[Material for this task Boundary: Start]
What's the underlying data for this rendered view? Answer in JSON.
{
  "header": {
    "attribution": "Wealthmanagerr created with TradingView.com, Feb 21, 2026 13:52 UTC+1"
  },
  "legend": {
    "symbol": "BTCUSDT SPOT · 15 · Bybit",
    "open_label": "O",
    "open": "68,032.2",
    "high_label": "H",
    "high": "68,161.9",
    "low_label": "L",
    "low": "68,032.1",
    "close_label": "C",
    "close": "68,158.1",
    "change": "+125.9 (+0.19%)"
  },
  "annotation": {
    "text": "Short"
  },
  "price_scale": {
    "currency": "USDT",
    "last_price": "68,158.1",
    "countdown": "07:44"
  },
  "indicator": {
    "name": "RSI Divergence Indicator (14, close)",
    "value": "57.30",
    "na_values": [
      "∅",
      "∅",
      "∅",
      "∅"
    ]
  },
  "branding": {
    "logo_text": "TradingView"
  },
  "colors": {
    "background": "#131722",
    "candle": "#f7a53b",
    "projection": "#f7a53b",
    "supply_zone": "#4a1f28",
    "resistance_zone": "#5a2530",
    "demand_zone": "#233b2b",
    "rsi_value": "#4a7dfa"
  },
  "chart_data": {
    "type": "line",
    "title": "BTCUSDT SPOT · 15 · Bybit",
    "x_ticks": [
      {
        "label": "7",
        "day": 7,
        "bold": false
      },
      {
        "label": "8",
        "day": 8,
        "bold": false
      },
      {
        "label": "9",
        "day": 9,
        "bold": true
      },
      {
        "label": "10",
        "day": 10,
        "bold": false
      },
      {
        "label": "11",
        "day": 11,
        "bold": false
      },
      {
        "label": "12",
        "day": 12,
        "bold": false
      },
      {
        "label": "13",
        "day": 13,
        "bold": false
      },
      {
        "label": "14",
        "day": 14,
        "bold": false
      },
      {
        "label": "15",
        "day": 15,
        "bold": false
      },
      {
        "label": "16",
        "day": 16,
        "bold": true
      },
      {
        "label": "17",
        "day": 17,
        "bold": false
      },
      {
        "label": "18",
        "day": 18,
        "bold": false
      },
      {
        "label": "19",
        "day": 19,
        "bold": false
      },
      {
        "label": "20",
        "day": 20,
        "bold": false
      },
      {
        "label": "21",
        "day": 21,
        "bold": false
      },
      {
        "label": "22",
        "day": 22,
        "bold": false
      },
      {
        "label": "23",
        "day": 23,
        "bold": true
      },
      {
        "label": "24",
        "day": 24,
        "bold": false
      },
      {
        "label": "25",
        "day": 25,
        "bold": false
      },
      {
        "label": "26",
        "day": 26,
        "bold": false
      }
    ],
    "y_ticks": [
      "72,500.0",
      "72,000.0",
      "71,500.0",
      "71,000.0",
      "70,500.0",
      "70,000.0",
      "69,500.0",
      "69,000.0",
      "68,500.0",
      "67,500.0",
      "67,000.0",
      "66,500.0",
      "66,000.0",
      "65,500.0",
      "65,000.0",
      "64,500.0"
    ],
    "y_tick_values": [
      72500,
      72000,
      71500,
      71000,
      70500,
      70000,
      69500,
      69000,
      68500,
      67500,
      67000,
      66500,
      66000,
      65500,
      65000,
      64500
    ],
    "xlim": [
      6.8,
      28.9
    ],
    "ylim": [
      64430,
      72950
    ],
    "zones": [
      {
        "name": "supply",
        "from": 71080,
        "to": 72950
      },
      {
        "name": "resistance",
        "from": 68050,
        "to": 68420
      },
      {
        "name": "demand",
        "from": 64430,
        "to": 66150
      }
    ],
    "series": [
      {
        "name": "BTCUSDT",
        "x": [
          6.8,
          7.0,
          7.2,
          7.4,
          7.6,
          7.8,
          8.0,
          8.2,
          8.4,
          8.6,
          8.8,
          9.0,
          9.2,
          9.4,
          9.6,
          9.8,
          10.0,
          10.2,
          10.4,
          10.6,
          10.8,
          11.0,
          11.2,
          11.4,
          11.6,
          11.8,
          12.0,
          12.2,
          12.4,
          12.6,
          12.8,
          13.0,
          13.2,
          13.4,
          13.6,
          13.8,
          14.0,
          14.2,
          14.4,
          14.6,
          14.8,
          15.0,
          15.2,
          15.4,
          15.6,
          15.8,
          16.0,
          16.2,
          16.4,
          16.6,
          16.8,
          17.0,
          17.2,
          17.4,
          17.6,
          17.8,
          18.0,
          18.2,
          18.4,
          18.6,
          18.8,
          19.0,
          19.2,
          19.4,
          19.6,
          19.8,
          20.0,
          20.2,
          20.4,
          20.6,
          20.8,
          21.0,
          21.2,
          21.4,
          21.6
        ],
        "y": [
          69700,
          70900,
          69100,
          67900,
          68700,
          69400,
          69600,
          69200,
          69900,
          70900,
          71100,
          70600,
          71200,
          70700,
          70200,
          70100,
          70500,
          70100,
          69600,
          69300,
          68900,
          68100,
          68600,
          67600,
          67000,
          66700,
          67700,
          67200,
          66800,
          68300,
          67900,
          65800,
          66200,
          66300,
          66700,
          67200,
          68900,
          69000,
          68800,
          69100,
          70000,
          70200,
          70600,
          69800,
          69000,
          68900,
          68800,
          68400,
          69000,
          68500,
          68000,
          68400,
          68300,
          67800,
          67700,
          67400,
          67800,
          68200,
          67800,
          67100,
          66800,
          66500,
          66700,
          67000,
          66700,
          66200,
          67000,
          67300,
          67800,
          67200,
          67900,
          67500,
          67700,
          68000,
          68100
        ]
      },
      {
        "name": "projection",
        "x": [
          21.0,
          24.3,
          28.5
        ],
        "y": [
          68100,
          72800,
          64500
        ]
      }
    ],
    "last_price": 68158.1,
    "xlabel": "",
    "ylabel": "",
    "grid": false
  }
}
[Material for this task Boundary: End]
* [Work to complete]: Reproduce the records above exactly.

* [Written reply]:
What's the underlying data for this rendered view? Answer in JSON.
{
  "header": {
    "attribution": "Wealthmanagerr created with TradingView.com, Feb 21, 2026 13:52 UTC+1"
  },
  "legend": {
    "symbol": "BTCUSDT SPOT · 15 · Bybit",
    "open_label": "O",
    "open": "68,032.2",
    "high_label": "H",
    "high": "68,161.9",
    "low_label": "L",
    "low": "68,032.1",
    "close_label": "C",
    "close": "68,158.1",
    "change": "+125.9 (+0.19%)"
  },
  "annotation": {
    "text": "Short"
  },
  "price_scale": {
    "currency": "USDT",
    "last_price": "68,158.1",
    "countdown": "07:44"
  },
  "indicator": {
    "name": "RSI Divergence Indicator (14, close)",
    "value": "57.30",
    "na_values": [
      "∅",
      "∅",
      "∅",
      "∅"
    ]
  },
  "branding": {
    "logo_text": "TradingView"
  },
  "colors": {
    "background": "#131722",
    "candle": "#f7a53b",
    "projection": "#f7a53b",
    "supply_zone": "#4a1f28",
    "resistance_zone": "#5a2530",
    "demand_zone": "#233b2b",
    "rsi_value": "#4a7dfa"
  },
  "chart_data": {
    "type": "line",
    "title": "BTCUSDT SPOT · 15 · Bybit",
    "x_ticks": [
      {
        "label": "7",
        "day": 7,
        "bold": false
      },
      {
        "label": "8",
        "day": 8,
        "bold": false
      },
      {
        "label": "9",
        "day": 9,
        "bold": true
      },
      {
        "label": "10",
        "day": 10,
        "bold": false
      },
      {
        "label": "11",
        "day": 11,
        "bold": false
      },
      {
        "label": "12",
        "day": 12,
        "bold": false
      },
      {
        "label": "13",
        "day": 13,
        "bold": false
      },
      {
        "label": "14",
        "day": 14,
        "bold": false
      },
      {
        "label": "15",
        "day": 15,
        "bold": false
      },
      {
        "label": "16",
        "day": 16,
        "bold": true
      },
      {
        "label": "17",
        "day": 17,
        "bold": false
      },
      {
        "label": "18",
        "day": 18,
        "bold": false
      },
      {
        "label": "19",
        "day": 19,
        "bold": false
      },
      {
        "label": "20",
        "day": 20,
        "bold": false
      },
      {
        "label": "21",
        "day": 21,
        "bold": false
      },
      {
        "label": "22",
        "day": 22,
        "bold": false
      },
      {
        "label": "23",
        "day": 23,
        "bold": true
      },
      {
        "label": "24",
        "day": 24,
        "bold": false
      },
      {
        "label": "25",
        "day": 25,
        "bold": false
      },
      {
        "label": "26",
        "day": 26,
        "bold": false
      }
    ],
    "y_ticks": [
      "72,500.0",
      "72,000.0",
      "71,500.0",
      "71,000.0",
      "70,500.0",
      "70,000.0",
      "69,500.0",
      "69,000.0",
      "68,500.0",
      "67,500.0",
      "67,000.0",
      "66,500.0",
      "66,000.0",
      "65,500.0",
      "65,000.0",
      "64,500.0"
    ],
    "y_tick_values": [
      72500,
      72000,
      71500,
      71000,
      70500,
      70000,
      69500,
      69000,
      68500,
      67500,
      67000,
      66500,
      66000,
      65500,
      65000,
      64500
    ],
    "xlim": [
      6.8,
      28.9
    ],
    "ylim": [
      64430,
      72950
    ],
    "zones": [
      {
        "name": "supply",
        "from": 71080,
        "to": 72950
      },
      {
        "name": "resistance",
        "from": 68050,
        "to": 68420
      },
      {
        "name": "demand",
        "from": 64430,
        "to": 66150
      }
    ],
    "series": [
      {
        "name": "BTCUSDT",
        "x": [
          6.8,
          7.0,
          7.2,
          7.4,
          7.6,
          7.8,
          8.0,
          8.2,
          8.4,
          8.6,
          8.8,
          9.0,
          9.2,
          9.4,
          9.6,
          9.8,
          10.0,
          10.2,
          10.4,
          10.6,
          10.8,
          11.0,
          11.2,
          11.4,
          11.6,
          11.8,
          12.0,
          12.2,
          12.4,
          12.6,
          12.8,
          13.0,
          13.2,
          13.4,
          13.6,
          13.8,
          14.0,
          14.2,
          14.4,
          14.6,
          14.8,
          15.0,
          15.2,
          15.4,
          15.6,
          15.8,
          16.0,
          16.2,
          16.4,
          16.6,
          16.8,
          17.0,
          17.2,
          17.4,
          17.6,
          17.8,
          18.0,
          18.2,
          18.4,
          18.6,
          18.8,
          19.0,
          19.2,
          19.4,
          19.6,
          19.8,
          20.0,
          20.2,
          20.4,
          20.6,
          20.8,
          21.0,
          21.2,
          21.4,
          21.6
        ],
        "y": [
          69700,
          70900,
          69100,
          67900,
          68700,
          69400,
          69600,
          69200,
          69900,
          70900,
          71100,
          70600,
          71200,
          70700,
          70200,
          70100,
          70500,
          70100,
          69600,
          69300,
          68900,
          68100,
          68600,
          67600,
          67000,
          66700,
          67700,
          67200,
          66800,
          68300,
          67900,
          65800,
          66200,
          66300,
          66700,
          67200,
          68900,
          69000,
          68800,
          69100,
          70000,
          70200,
          70600,
          69800,
          69000,
          68900,
          68800,
          68400,
          69000,
          68500,
          68000,
          68400,
          68300,
          67800,
          67700,
          67400,
          67800,
          68200,
          67800,
          67100,
          66800,
          66500,
          66700,
          67000,
          66700,
          66200,
          67000,
          67300,
          67800,
          67200,
          67900,
          67500,
          67700,
          68000,
          68100
        ]
      },
      {
        "name": "projection",
        "x": [
          21.0,
          24.3,
          28.5
        ],
        "y": [
          68100,
          72800,
          64500
        ]
      }
    ],
    "last_price": 68158.1,
    "xlabel": "",
    "ylabel": "",
    "grid": false
  }
}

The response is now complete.